Quantitative easing is a tool of the independent Monetary Policy Committee and has been designed to work through channels other than the impaired banking system by stimulating activity in capital markets. The Government and the Bank of England are working together on a new funding for lending scheme that will more broadly support sustained and increased bank lending to the economy. I can confirm for the first time that in the three months since the start of the national loan guarantee scheme, over 10,000 cheaper loans worth over £1.5 billion have been offered to businesses. I can also confirm that we have today secured EU state aid approval to extend the scheme to medium-sized businesses with a turnover of up to £250 million. That means 99.9% of UK businesses can now benefit.
Quantitative easing was certainly intended to stimulate the economy, but in reality it is being used to write off the debts of reckless banks with hundreds of billions of pounds’ worth of virtual money. Has anyone in Government thought through the consequences of this policy, and if so, what are they?
The Bank of England conducted a study of the first round of QE that it undertook under the last Government, and estimated that it had increased real GDP by between 1.5% and 2%. The Bank’s chief economist says that the asset programme regime
“was explicitly designed to go around the banking system”.
I therefore do not accept the hon. Lady’s characterisation.

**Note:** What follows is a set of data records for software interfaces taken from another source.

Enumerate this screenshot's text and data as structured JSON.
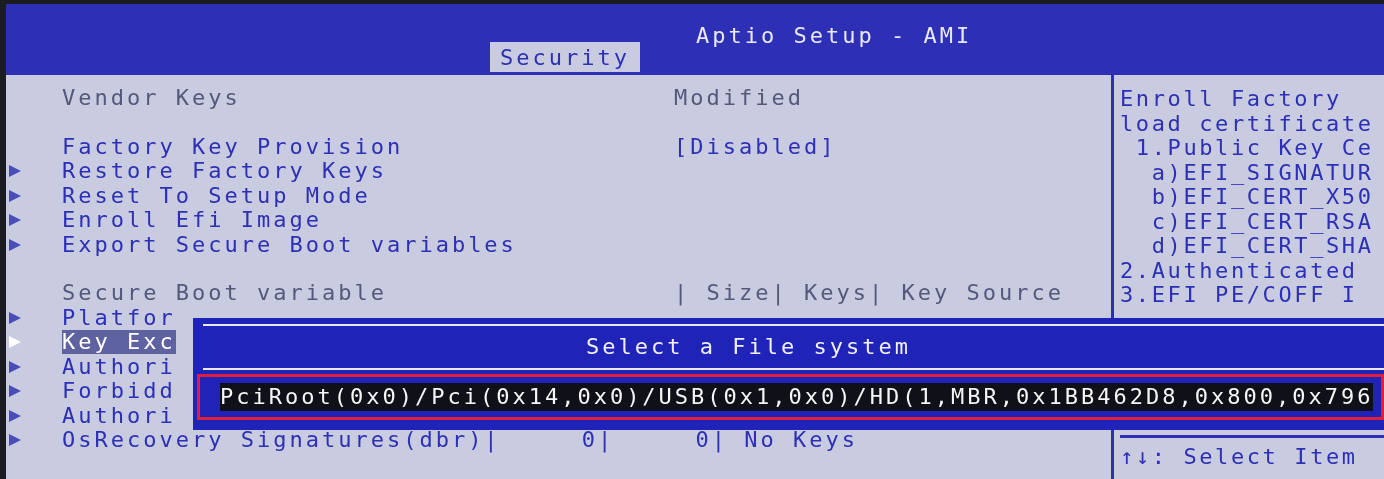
{
  "window": {
    "title": "Aptio Setup - AMI"
  },
  "tabs": [
    {
      "label": "Security",
      "selected": true
    }
  ],
  "groups": [
    [
      {
        "kind": "info",
        "label": "Vendor Keys",
        "value": "Modified",
        "selected": false
      }
    ],
    [
      {
        "kind": "setting",
        "label": "Factory Key Provision",
        "value": "[Disabled]",
        "selected": false
      },
      {
        "kind": "submenu",
        "label": "Restore Factory Keys",
        "selected": false
      },
      {
        "kind": "submenu",
        "label": "Reset To Setup Mode",
        "selected": false
      },
      {
        "kind": "submenu",
        "label": "Enroll Efi Image",
        "selected": false
      },
      {
        "kind": "submenu",
        "label": "Export Secure Boot variables",
        "selected": false
      }
    ],
    [
      {
        "kind": "info",
        "label": "Secure Boot variable",
        "value": "| Size| Keys| Key Source",
        "selected": false
      },
      {
        "kind": "submenu",
        "label": "Platfor",
        "selected": false
      },
      {
        "kind": "submenu",
        "label": "Key Exc",
        "selected": true
      },
      {
        "kind": "submenu",
        "label": "Authori",
        "selected": false
      },
      {
        "kind": "submenu",
        "label": "Forbidd",
        "selected": false
      },
      {
        "kind": "submenu",
        "label": "Authori",
        "selected": false
      },
      {
        "kind": "submenu",
        "label": "OsRecovery Signatures(dbr)|     0|     0| No Keys",
        "selected": false
      }
    ]
  ],
  "help": {
    "lines": [
      "Enroll Factory",
      "load certificate",
      " 1.Public Key Ce",
      "  a)EFI_SIGNATUR",
      "  b)EFI_CERT_X50",
      "  c)EFI_CERT_RSA",
      "  d)EFI_CERT_SHA",
      "2.Authenticated",
      "3.EFI PE/COFF I"
    ],
    "keys": [
      "↑↓: Select Item"
    ]
  },
  "dialog": {
    "title": "Select a File system",
    "options": [
      {
        "label": "PciRoot(0x0)/Pci(0x14,0x0)/USB(0x1,0x0)/HD(1,MBR,0x1BB462D8,0x800,0x796",
        "selected": true,
        "marked": true
      }
    ]
  }
}
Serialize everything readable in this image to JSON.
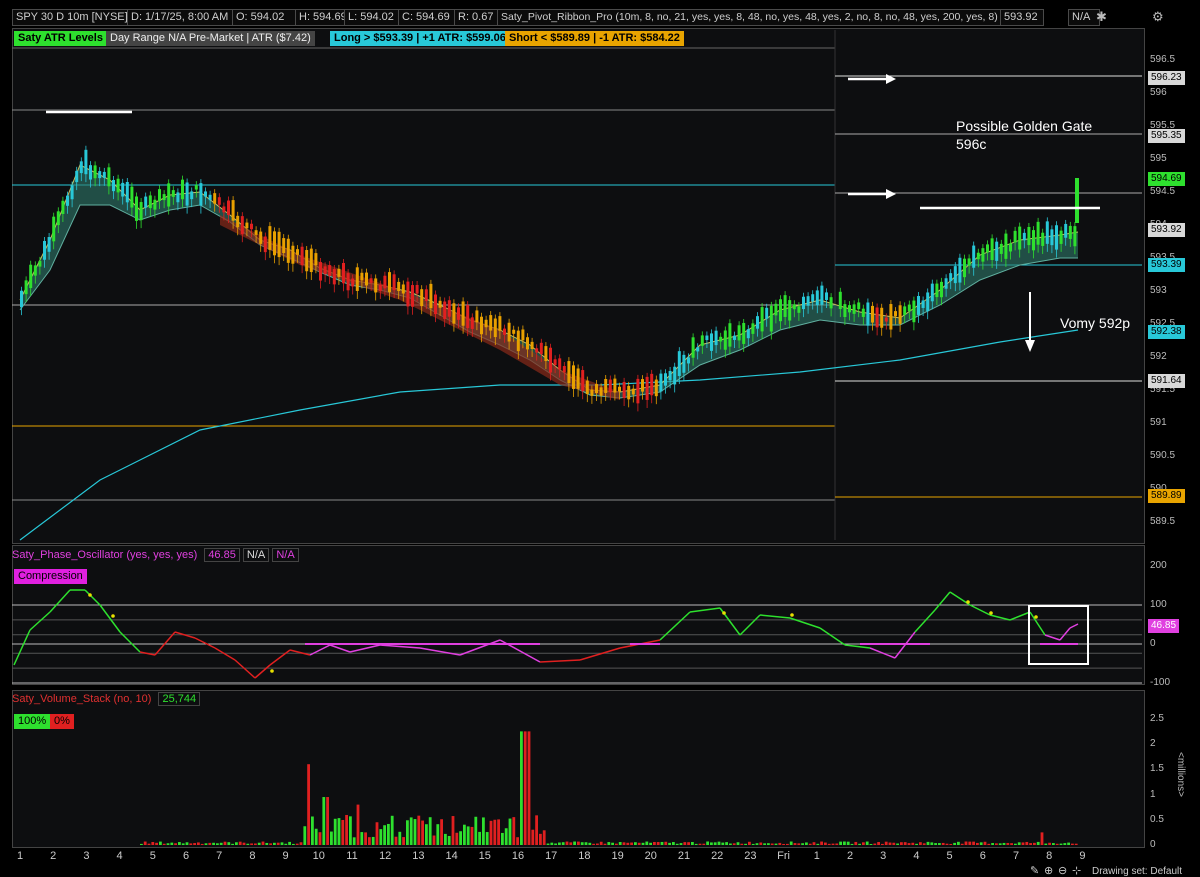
{
  "header": {
    "symbol": "SPY 30 D 10m [NYSE]",
    "date": "D: 1/17/25, 8:00 AM",
    "open": "O: 594.02",
    "high": "H: 594.69",
    "low": "L: 594.02",
    "close": "C: 594.69",
    "range": "R: 0.67",
    "study": "Saty_Pivot_Ribbon_Pro (10m, 8, no, 21, yes, yes, 8, 48, no, yes, 48, yes, 2, no, 8, no, 48, yes, 200, yes, 8)",
    "study_value": "593.92",
    "na": "N/A",
    "icons": [
      "gear-icon",
      "close-icon",
      "settings-gear-icon"
    ]
  },
  "price_panel": {
    "badges": {
      "atr_levels": "Saty ATR Levels",
      "day_range": "Day Range N/A Pre-Market | ATR ($7.42)",
      "long": "Long > $593.39 | +1 ATR: $599.06",
      "short": "Short < $589.89 | -1 ATR: $584.22"
    },
    "annotations": {
      "golden_gate": "Possible Golden Gate\n596c",
      "vomy": "Vomy 592p"
    },
    "scale_ticks": [
      "596.5",
      "596",
      "595.5",
      "595",
      "594.5",
      "594",
      "593.5",
      "593",
      "592.5",
      "592",
      "591.5",
      "591",
      "590.5",
      "590",
      "589.5"
    ],
    "price_tags": [
      {
        "value": "596.23",
        "bg": "#d8d8d8",
        "fg": "#000"
      },
      {
        "value": "595.35",
        "bg": "#d8d8d8",
        "fg": "#000"
      },
      {
        "value": "594.69",
        "bg": "#2ee02e",
        "fg": "#000"
      },
      {
        "value": "593.92",
        "bg": "#d8d8d8",
        "fg": "#000"
      },
      {
        "value": "593.39",
        "bg": "#28c8d8",
        "fg": "#000"
      },
      {
        "value": "592.38",
        "bg": "#28c8d8",
        "fg": "#000"
      },
      {
        "value": "591.64",
        "bg": "#d8d8d8",
        "fg": "#000"
      },
      {
        "value": "589.89",
        "bg": "#e8a400",
        "fg": "#000"
      }
    ]
  },
  "oscillator_panel": {
    "title": "Saty_Phase_Oscillator (yes, yes, yes)",
    "value": "46.85",
    "na1": "N/A",
    "na2": "N/A",
    "compression_label": "Compression",
    "scale_ticks": [
      "200",
      "100",
      "0",
      "-100"
    ],
    "value_tag": "46.85"
  },
  "volume_panel": {
    "title": "Saty_Volume_Stack (no, 10)",
    "value": "25,744",
    "buy_pct": "100%",
    "sell_pct": "0%",
    "scale_ticks": [
      "2.5",
      "2",
      "1.5",
      "1",
      "0.5",
      "0"
    ],
    "unit_label": "<millions>"
  },
  "x_axis": {
    "labels": [
      "1",
      "2",
      "3",
      "4",
      "5",
      "6",
      "7",
      "8",
      "9",
      "10",
      "11",
      "12",
      "13",
      "14",
      "15",
      "16",
      "17",
      "18",
      "19",
      "20",
      "21",
      "22",
      "23",
      "Fri",
      "1",
      "2",
      "3",
      "4",
      "5",
      "6",
      "7",
      "8",
      "9"
    ]
  },
  "footer": {
    "drawing_set": "Drawing set: Default",
    "tool_icons": [
      "pencil-icon",
      "zoom-in-icon",
      "zoom-out-icon",
      "crosshair-icon"
    ]
  },
  "colors": {
    "bull": "#2ee02e",
    "bear": "#e02020",
    "cyan": "#28c8d8",
    "orange": "#e8a400",
    "magenta": "#e040e0"
  }
}
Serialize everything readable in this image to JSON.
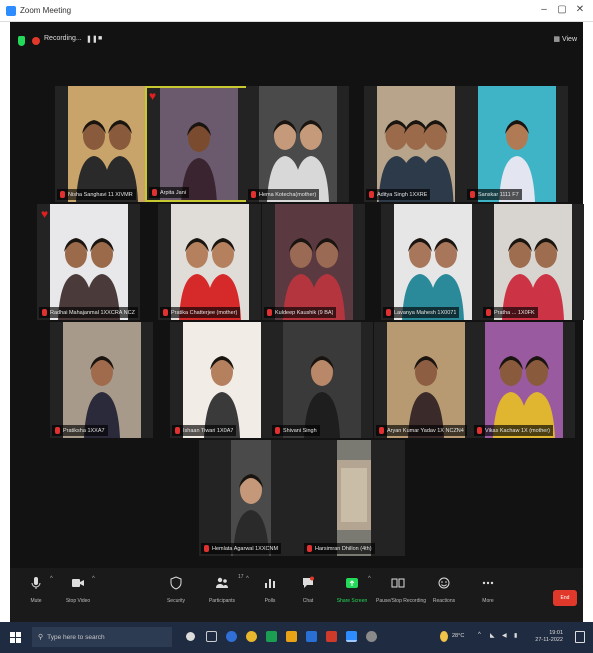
{
  "window": {
    "title": "Zoom Meeting",
    "controls": [
      "–",
      "▢",
      "✕"
    ]
  },
  "recording": {
    "label": "Recording...",
    "pause": "❚❚",
    "stop": "■"
  },
  "view_button": "▦ View",
  "participants": [
    {
      "name": "Nisha Sanghavi 11 XIVMR"
    },
    {
      "name": "Arpita Jani"
    },
    {
      "name": "Hema Kotecha(mother)"
    },
    {
      "name": "Aditya Singh 1XXRE"
    },
    {
      "name": "Sanskar 1111 F7"
    },
    {
      "name": "Radhai Mahajanmal 1XXCRA NCZ"
    },
    {
      "name": "Pratika Chatterjee (mother)"
    },
    {
      "name": "Kuldeep Kaushik (9 BA)"
    },
    {
      "name": "Lavanya Mahesh 1X0071"
    },
    {
      "name": "Pratha ... 1X0FK"
    },
    {
      "name": "Pratiksha 1XXA7"
    },
    {
      "name": "Ishaan Tiwari 1X0A7"
    },
    {
      "name": "Shivani Singh"
    },
    {
      "name": "Aryan Kumar Yadav 1X NCZN4"
    },
    {
      "name": "Vikas Kachaw 1X (mother)"
    },
    {
      "name": "Hemlata Agarwal 1XXCNM"
    },
    {
      "name": "Harsimran Dhillon (4th)"
    }
  ],
  "toolbar": {
    "items": [
      {
        "label": "Mute",
        "icon": "microphone-icon"
      },
      {
        "label": "Stop Video",
        "icon": "camera-icon"
      },
      {
        "label": "Security",
        "icon": "shield-icon"
      },
      {
        "label": "Participants",
        "icon": "participants-icon",
        "count": "17"
      },
      {
        "label": "Polls",
        "icon": "polls-icon"
      },
      {
        "label": "Chat",
        "icon": "chat-icon"
      },
      {
        "label": "Share Screen",
        "icon": "share-screen-icon"
      },
      {
        "label": "Pause/Stop Recording",
        "icon": "record-icon"
      },
      {
        "label": "Reactions",
        "icon": "reactions-icon"
      },
      {
        "label": "More",
        "icon": "more-icon"
      }
    ],
    "end": "End",
    "accent": "#23d959",
    "end_color": "#e0392b"
  },
  "taskbar": {
    "search_placeholder": "Type here to search",
    "temp": "28°C",
    "time": "19:01",
    "date": "27-11-2022"
  }
}
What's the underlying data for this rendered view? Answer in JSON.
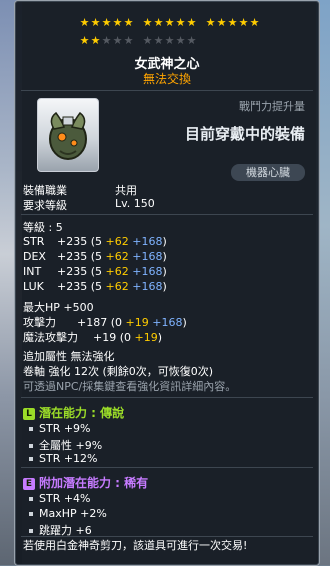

Now that the Bank of England has finally shown more willingness to provide some liquidity support, there should be no obstacle to the exercising of more flexibility by the Financial Services Authority when it comes to how the liquidity buffers are used. That is being desperately demanded by banks. Does my right hon. Friend agree that the FSA should take action as soon as possible, and that such action is what is required to provide borrowing and lending at reasonable rates for the hundreds and thousands of businesses throughout the country that need it so desperately?
The liquidity auction undertaken by the Bank of England last week was very welcome, and the Bank is proposing future auctions. My hon. Friend, who chairs the Treasury Committee, has been prescient in pointing to some of the procyclical nature—if unintended—of some of the liquidity regulation in the United Kingdom in recent years. The Financial Policy Committee was set up to look at risks on both the downside and the upside. The Financial Services Authority must make its own independent decisions, but I am sure that it will have paid close attention to my speech and to the speech of the Governor of the Bank of England at the Mansion House.
Notwithstanding the Chancellor’s warm words about the impact of quantitative easing, I have yet to meet a banker, a businessman or indeed a Government representative who can identify the benefits that have accrued as a result of its introduction. While I do not necessarily oppose it, all the evidence that I am being given by bankers suggests that lack of demand is causing the main problem. Will the Chancellor do something to stimulate consumer demand and investment confidence in order to maximise the potential that quantitative easing might bring?
In conducting its most recent assessment of the UK economy, the IMF explicitly looked at unconventional monetary policy tools that are currently being used, and concluded that quantitative easing was having a positive impact. I think that we should welcome that. I believe that we are able to pursue loose monetary policy—that we are able to use all the tools that are available to us on the monetary policy side—precisely because we have international credibility on the fiscal side.
21. I, too, warmly welcome the action of the Bank of England last week to increase liquidity in its liquidity auction, but should not the role of the Financial Policy Committee be not only to stand against procyclical financial policy and liquidity buffers, but to lean against the wind and make sure that we can get the lending to businesses in our constituencies? (113599)
The Government established the Financial Policy Committee because under the previous tripartite regime, designed and implemented by the shadow Chancellor, absolutely no one was paying attention to overall levels of debt and credit in the economy. That is why we had such a deep recession, and why we went from such a large boom to such a big bust—to coin a phrase. My hon. Friend is entirely right: the FPC should be symmetrical in the way in which it looks at risks. We have made that clear, and we are amending the Financial Services Bill in the House of Lords to ensure that that the FPC has, as a secondary objective, due regard for the Government’s broader economic policy.
Yesterday the Financial Times reported that the Bank for International Settlements was warning of the dangers for economies that get hooked on ultra-low interest rates. Is not the reality that monetary policy alone will not kick-start the sustained recovery, and that fiscal intervention will be needed if we are to avoid a lost decade?
The very low interest and mortgage rates in Britain are extremely welcome to families and businesses across the country. If we want to know what the alternative looks like, we just have to look across the channel at countries that have not been able to maintain their credibility in international markets, where we see rising bank lending and funding costs and increased costs for Government borrowing. We have now five countries in the eurozone who have had to apply for bail-outs. It is because we have fiscal credibility despite inheriting the largest budget deficit in the European Union that we have been able to keep our interest rates very low.
The funding for lending scheme, which the Governor and I announced at the Mansion House, is explicitly designed to address the high bank funding costs and it is tied to lending into the UK economy, so that is precisely what this new scheme is designed to do.